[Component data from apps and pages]
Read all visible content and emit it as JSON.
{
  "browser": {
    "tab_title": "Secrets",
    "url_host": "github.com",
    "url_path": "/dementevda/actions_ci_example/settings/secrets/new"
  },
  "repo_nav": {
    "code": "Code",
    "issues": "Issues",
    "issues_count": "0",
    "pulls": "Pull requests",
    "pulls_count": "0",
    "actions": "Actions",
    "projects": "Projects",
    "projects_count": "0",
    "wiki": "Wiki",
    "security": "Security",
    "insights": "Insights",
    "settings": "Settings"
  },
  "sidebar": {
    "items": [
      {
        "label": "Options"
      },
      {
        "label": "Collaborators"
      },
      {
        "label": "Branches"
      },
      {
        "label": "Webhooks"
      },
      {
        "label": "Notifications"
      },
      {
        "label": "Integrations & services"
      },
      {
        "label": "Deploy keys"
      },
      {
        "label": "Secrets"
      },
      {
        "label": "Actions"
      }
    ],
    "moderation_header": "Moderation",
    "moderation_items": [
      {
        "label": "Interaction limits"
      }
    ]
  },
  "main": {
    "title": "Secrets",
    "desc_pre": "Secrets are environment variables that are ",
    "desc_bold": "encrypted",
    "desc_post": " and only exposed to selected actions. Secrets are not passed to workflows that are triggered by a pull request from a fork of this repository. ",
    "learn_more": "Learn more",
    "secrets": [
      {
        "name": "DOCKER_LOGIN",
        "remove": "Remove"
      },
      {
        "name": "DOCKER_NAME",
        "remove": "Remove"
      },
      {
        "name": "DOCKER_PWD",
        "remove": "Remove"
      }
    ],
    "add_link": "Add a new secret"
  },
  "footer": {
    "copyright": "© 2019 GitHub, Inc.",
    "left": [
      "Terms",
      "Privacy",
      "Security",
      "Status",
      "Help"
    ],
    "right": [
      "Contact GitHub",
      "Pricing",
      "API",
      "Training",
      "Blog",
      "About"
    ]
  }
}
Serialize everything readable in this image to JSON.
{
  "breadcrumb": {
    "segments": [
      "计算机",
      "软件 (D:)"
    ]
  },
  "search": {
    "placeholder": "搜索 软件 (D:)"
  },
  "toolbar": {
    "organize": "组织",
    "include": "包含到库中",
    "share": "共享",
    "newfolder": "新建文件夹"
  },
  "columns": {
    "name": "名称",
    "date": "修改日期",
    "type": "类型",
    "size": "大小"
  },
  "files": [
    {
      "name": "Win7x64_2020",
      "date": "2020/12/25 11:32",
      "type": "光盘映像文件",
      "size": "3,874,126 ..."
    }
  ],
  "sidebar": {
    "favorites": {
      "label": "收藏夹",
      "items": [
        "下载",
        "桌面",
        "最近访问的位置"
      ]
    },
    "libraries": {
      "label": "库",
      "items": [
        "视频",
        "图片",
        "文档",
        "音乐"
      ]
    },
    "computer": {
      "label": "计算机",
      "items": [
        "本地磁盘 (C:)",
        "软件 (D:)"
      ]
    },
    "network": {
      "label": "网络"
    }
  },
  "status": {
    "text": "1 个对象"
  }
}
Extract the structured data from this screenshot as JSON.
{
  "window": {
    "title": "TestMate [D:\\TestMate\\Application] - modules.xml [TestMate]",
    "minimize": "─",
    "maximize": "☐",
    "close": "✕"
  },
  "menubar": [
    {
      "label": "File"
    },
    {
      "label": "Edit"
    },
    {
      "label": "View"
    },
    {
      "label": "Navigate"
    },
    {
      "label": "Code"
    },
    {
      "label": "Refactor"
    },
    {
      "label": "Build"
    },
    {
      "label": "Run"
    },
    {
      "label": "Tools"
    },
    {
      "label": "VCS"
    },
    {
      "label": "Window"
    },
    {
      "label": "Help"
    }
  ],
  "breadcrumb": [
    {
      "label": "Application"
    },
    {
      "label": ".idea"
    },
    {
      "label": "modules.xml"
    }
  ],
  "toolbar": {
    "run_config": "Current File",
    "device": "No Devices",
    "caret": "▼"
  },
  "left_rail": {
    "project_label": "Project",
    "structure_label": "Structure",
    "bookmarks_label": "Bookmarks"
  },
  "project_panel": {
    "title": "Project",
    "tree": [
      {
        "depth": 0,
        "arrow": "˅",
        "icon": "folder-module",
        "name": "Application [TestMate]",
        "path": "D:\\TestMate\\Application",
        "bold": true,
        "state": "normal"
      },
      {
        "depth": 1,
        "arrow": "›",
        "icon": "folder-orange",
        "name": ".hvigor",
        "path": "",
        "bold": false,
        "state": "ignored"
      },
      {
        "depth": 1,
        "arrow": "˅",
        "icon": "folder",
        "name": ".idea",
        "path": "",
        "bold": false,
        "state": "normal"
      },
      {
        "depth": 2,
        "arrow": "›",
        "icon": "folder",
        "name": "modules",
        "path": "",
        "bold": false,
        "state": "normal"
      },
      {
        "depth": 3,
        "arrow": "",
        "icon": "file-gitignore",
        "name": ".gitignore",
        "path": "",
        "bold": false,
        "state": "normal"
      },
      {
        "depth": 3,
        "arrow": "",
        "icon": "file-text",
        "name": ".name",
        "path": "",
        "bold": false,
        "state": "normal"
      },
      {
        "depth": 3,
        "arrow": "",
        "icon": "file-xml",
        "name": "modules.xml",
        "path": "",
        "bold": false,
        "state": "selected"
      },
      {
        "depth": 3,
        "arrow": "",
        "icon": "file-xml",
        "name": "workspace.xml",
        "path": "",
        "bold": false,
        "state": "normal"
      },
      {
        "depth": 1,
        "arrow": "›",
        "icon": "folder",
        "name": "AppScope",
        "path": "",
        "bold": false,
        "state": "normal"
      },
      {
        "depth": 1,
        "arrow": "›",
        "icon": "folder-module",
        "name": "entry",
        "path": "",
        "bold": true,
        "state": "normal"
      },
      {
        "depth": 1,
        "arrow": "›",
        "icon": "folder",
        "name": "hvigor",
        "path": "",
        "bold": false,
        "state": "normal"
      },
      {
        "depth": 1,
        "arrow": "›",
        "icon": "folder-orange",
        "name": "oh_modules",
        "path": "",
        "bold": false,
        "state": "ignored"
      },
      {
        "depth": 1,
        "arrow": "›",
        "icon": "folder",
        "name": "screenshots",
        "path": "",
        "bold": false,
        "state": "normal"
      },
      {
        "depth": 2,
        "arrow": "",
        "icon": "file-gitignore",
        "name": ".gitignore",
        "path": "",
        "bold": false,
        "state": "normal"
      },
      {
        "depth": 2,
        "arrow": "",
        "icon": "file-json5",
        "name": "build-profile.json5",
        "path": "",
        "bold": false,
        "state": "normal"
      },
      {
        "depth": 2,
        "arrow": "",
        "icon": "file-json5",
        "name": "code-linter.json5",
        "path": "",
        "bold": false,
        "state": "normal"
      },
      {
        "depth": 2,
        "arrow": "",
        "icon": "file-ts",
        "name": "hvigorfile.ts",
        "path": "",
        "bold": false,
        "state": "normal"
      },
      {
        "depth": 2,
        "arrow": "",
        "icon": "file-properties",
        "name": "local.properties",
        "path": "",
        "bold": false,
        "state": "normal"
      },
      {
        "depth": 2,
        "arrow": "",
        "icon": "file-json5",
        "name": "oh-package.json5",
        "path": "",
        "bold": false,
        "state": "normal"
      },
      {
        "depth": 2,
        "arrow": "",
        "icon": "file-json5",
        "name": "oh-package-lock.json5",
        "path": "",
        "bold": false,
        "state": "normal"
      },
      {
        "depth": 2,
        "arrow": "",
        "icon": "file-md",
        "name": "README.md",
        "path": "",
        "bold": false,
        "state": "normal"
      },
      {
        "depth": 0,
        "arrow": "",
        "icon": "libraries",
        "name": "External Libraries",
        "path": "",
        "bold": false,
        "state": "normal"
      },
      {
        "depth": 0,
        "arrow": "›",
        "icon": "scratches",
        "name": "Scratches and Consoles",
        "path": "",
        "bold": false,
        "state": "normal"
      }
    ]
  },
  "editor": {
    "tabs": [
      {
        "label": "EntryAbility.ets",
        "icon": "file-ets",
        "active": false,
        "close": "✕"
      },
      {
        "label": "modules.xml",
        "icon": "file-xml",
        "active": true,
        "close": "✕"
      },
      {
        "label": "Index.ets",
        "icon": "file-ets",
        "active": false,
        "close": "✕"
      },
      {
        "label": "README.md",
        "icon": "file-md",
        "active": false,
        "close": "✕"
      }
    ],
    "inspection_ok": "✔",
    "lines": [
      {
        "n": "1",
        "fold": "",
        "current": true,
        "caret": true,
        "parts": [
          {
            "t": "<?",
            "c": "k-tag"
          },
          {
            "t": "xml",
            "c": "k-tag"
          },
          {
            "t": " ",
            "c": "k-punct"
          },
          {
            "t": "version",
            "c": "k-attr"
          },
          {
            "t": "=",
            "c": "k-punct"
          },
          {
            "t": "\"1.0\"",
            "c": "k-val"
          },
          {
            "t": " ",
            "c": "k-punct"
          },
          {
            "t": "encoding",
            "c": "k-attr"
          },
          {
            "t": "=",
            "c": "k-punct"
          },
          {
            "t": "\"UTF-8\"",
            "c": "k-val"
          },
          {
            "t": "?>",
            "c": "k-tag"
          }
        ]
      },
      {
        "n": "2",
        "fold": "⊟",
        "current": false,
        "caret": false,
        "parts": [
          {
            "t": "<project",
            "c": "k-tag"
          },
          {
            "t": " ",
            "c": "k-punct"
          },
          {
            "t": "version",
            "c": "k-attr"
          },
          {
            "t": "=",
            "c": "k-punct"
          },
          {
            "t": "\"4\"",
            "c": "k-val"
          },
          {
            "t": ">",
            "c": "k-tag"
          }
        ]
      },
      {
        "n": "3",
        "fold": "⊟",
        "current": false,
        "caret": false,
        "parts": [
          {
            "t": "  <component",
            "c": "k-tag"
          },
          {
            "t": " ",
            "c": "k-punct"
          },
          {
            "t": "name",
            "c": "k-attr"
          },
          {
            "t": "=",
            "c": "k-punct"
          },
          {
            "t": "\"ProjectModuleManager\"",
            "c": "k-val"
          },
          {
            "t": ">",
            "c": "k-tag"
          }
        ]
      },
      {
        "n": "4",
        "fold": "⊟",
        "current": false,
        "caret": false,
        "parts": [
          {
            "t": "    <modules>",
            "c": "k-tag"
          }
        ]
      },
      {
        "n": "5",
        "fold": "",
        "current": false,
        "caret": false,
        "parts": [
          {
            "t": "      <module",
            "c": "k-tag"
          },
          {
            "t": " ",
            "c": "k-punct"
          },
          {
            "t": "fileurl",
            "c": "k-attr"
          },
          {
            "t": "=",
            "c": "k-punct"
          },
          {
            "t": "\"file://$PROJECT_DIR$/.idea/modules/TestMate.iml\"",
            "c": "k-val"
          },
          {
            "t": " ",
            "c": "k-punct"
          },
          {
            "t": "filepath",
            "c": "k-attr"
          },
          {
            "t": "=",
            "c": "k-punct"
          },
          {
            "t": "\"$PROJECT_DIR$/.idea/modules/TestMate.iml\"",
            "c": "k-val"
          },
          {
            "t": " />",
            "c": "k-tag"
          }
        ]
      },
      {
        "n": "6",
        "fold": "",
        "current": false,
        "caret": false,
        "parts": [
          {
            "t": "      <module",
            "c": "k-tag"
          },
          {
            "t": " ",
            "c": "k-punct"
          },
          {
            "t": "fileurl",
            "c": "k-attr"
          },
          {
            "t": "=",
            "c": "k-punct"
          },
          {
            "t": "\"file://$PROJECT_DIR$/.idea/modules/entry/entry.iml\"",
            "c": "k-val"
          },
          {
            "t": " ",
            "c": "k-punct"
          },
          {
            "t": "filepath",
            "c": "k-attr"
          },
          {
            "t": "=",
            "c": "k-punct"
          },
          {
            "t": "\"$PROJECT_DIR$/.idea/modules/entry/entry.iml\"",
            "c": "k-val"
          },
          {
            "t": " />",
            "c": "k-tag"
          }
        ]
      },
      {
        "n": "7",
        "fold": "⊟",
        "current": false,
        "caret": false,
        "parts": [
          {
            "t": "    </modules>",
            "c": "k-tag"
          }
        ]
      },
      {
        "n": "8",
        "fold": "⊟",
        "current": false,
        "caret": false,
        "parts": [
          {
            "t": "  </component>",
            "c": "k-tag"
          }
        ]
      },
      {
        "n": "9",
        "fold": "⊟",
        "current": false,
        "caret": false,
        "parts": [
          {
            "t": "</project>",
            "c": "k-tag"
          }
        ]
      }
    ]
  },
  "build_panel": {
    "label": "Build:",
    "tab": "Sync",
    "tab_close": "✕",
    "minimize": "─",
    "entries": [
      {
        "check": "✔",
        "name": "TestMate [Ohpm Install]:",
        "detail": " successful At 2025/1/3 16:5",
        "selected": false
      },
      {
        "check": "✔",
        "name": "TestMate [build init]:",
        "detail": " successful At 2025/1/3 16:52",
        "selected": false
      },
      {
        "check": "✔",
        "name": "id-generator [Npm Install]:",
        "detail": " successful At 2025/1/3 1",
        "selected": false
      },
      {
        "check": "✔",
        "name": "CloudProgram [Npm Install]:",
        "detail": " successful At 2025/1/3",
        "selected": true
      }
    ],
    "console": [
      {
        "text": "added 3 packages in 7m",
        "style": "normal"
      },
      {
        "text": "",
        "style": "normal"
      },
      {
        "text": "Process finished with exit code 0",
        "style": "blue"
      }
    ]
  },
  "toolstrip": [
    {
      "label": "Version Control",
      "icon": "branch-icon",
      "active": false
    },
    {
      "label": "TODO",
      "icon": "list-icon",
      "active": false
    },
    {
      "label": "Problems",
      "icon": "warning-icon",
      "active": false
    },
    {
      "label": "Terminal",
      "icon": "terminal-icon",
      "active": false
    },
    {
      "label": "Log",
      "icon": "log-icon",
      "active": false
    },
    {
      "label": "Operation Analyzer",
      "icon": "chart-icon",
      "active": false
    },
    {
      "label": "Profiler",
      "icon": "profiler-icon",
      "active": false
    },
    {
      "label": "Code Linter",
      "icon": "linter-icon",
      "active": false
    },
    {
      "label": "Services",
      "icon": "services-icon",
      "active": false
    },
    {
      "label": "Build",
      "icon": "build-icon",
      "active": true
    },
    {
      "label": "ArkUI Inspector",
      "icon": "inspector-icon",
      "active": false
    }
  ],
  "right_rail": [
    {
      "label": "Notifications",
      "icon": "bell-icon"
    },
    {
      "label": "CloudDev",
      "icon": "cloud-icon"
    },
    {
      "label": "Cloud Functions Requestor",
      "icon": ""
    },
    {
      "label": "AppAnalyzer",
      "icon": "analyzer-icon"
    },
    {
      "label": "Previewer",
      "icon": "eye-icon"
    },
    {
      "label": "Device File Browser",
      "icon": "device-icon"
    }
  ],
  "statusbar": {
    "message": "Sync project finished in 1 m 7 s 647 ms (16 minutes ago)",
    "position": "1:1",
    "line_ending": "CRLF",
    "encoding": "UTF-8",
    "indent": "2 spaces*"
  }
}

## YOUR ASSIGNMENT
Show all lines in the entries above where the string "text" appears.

## WRITTEN SOLUTION
    "text": "1 个对象"
        "icon": "file-text",
        "text": "added 3 packages in 7m",
        "text": "",
        "text": "Process finished with exit code 0",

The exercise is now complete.